More in News

The Echo Glen Children’s Center holds about 135 male and female youth in residence. The youth range from age 10 to 20 and come from all throughout the state. Photo courtesy of the Washington State Department of Social and Health Services
Police catch escapees from local juvenile detention center

The escapees dashed into the surrounding wetlands and were eventually found by a security guard.

State Supreme Court strikes down I-27; King County will pursue safe consumption sites

State Supreme Court strikes down I-27; King County will pursue safe consumption sites
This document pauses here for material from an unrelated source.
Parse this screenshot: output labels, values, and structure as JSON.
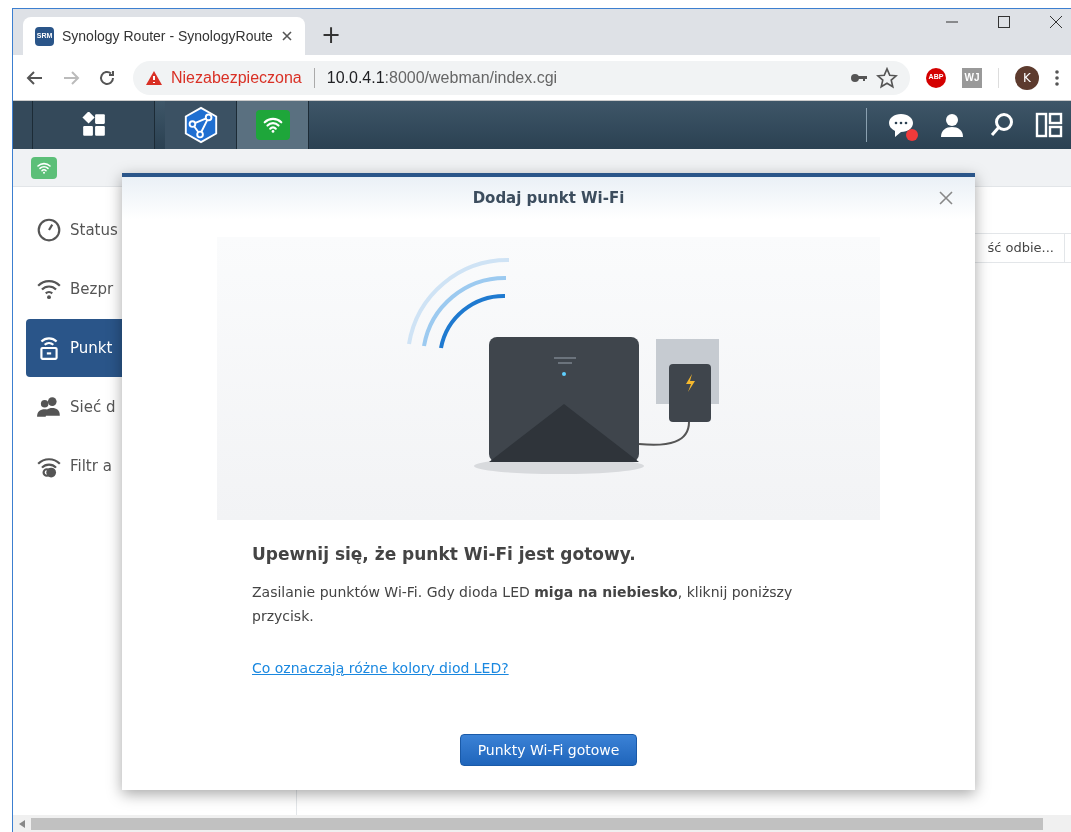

The cabin is located 8 miles up Southeast Middle Fork Road and is known within the hiking community. Photo courtesy of King County Sheriff’s Office
Man sentenced to 9 months for child porn possession

Daniel M. Wood was linked to DNA within a “fairy cabin” in the Snoqualmie National Forest.

Mary Lynn Pannen, founder and CEO of Sound Options, has consulted thousands of Washington families on geriatric care for 30 years. Photo courtesy of Sound Options.
Elder abuse cases are on the rise in Washington

Local agencies and geriatric care managers aim to increase public awareness about the epidemic.

The King County Library System Foundation is awarded a grant from Boeing

KCLSF receives an $80,000 grant from the Boeing Company

The Centralia Power Plant is a coal-burning plant owned by TransAlta which supplies 380 megawatts to Puget Sound Energy. It is located in Lewis County and slated to shut down by 2025. Aaron Kunkler/Staff Photo
National report outlines climate change’s course for the Northwest

More fires, floods and drought appear to be on their way for Washington state.

Mike Seal, left, and his son Ryan are owners of the Sigillo Cellars winery which is hoping to build a new production facility in downtown Snoqualmie. Aaron Kunkler/staff photo
Sigillo Cellars closes purchase on King Street Lot

Sigillo Cellars have purchased the vacant lot on the corner SE King Street in downtown Snoqualmie.

Police say porch piracy is primarily a crime of opportunity. Many criminals will see a package as they pass by and make quick, easy money. Kailan Manandic, photo illustration
‘Porch pirates’ plunder local packages

Eastside police departments spoke on the ‘porch pirate’ problem and ask locals to report the crime.

U-cut and pre-cut Christmas trees around the Snoqualmie Valley

As the holiday season approaches, several Snoqualmie Valley businesses are gearing up… Continue reading

Most Read